→ **Task brief**:
Find the word "move" in the records below. List each line containing it.

Segment Start: Extracted material

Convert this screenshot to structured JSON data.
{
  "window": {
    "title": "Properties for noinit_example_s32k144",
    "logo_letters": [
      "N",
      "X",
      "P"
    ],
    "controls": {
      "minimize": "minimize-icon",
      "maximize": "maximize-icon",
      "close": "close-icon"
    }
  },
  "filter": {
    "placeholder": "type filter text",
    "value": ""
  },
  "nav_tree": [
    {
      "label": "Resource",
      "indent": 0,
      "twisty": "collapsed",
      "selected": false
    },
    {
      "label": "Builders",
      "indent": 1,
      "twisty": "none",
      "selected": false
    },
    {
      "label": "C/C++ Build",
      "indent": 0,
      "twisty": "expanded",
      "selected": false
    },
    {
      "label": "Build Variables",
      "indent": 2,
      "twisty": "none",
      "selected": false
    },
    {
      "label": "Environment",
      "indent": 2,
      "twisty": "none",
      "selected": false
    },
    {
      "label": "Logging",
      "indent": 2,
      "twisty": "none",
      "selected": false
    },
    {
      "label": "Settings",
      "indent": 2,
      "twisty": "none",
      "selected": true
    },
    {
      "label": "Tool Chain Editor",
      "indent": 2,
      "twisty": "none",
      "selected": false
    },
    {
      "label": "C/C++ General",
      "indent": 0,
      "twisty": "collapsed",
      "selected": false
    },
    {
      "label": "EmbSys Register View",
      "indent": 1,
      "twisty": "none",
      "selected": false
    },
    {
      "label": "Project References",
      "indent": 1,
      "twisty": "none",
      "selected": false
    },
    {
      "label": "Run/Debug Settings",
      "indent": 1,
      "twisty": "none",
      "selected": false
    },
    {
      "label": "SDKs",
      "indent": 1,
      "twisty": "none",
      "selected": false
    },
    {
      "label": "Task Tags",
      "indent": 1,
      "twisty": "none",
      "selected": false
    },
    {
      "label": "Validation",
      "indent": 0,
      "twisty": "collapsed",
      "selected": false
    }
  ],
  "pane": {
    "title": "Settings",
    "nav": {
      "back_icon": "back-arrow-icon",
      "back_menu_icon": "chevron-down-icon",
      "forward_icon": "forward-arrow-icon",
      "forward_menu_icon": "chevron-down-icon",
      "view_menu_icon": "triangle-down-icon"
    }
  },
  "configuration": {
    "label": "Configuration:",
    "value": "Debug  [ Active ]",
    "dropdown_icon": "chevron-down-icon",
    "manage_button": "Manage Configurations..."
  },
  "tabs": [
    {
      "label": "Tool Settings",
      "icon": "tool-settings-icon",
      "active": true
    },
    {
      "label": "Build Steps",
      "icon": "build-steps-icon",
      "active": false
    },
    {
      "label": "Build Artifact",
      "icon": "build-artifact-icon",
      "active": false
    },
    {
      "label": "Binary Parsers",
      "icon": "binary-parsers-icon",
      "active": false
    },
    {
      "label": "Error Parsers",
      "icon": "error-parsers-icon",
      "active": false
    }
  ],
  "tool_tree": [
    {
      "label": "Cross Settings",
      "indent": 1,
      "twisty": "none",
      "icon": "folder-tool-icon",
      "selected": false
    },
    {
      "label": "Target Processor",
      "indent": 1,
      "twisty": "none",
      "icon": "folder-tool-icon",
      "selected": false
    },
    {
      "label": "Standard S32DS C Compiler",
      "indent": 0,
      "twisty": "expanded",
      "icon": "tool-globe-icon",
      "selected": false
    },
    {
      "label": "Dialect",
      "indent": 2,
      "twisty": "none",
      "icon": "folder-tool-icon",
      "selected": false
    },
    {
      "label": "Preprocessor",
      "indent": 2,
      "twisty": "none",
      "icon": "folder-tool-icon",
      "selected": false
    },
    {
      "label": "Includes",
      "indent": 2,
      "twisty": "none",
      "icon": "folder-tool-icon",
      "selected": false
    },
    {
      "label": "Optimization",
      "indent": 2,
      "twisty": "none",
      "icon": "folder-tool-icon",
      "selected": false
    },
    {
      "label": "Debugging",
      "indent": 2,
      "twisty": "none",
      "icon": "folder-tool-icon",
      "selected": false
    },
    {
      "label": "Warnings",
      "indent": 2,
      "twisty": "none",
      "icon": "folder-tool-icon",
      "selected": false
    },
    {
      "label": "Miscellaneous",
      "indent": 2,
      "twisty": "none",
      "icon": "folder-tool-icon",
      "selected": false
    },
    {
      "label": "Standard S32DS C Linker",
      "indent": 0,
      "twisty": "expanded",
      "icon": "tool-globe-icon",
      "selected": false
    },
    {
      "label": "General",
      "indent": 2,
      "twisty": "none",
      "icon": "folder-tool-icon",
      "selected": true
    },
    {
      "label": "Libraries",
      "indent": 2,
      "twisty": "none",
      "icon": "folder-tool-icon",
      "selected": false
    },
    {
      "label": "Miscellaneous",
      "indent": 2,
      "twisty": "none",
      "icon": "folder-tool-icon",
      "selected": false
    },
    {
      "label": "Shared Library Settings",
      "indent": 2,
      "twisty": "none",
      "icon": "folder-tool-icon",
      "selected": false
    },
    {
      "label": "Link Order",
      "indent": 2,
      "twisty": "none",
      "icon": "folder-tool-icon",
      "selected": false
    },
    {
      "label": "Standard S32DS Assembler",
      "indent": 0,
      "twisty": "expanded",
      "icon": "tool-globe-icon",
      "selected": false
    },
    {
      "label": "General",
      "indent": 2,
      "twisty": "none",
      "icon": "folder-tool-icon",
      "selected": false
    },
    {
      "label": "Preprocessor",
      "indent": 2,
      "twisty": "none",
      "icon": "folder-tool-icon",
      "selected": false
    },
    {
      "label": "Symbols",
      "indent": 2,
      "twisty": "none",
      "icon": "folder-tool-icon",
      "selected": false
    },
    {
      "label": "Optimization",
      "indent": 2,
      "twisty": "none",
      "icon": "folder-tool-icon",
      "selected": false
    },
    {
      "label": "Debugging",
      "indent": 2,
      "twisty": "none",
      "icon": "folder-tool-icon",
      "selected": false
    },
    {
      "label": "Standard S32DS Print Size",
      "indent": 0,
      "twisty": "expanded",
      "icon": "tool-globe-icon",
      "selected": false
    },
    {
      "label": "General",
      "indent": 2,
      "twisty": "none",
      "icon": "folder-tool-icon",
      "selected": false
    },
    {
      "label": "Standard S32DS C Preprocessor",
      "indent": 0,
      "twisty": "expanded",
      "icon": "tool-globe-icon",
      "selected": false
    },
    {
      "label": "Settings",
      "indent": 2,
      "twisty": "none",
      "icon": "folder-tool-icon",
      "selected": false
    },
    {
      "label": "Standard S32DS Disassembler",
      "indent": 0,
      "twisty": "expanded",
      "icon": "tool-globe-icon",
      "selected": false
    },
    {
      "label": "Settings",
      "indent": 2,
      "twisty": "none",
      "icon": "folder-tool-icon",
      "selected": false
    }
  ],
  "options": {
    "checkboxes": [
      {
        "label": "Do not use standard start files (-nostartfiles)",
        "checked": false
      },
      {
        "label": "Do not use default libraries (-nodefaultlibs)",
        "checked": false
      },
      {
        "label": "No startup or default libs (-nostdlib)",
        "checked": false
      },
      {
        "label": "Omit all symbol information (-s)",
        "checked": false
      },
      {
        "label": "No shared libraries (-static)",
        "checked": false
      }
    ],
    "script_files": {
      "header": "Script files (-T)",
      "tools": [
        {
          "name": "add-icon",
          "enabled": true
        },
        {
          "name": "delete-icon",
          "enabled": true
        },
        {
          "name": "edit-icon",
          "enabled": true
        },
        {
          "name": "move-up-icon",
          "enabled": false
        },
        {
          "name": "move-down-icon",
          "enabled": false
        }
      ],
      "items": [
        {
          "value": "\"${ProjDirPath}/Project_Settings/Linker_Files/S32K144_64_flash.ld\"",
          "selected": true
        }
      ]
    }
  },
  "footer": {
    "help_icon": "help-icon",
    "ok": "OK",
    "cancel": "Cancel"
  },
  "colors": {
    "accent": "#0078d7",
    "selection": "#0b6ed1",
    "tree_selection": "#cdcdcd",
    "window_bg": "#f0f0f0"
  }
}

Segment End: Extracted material

→ **Completed exercise**:
          "name": "move-up-icon",
          "name": "move-down-icon",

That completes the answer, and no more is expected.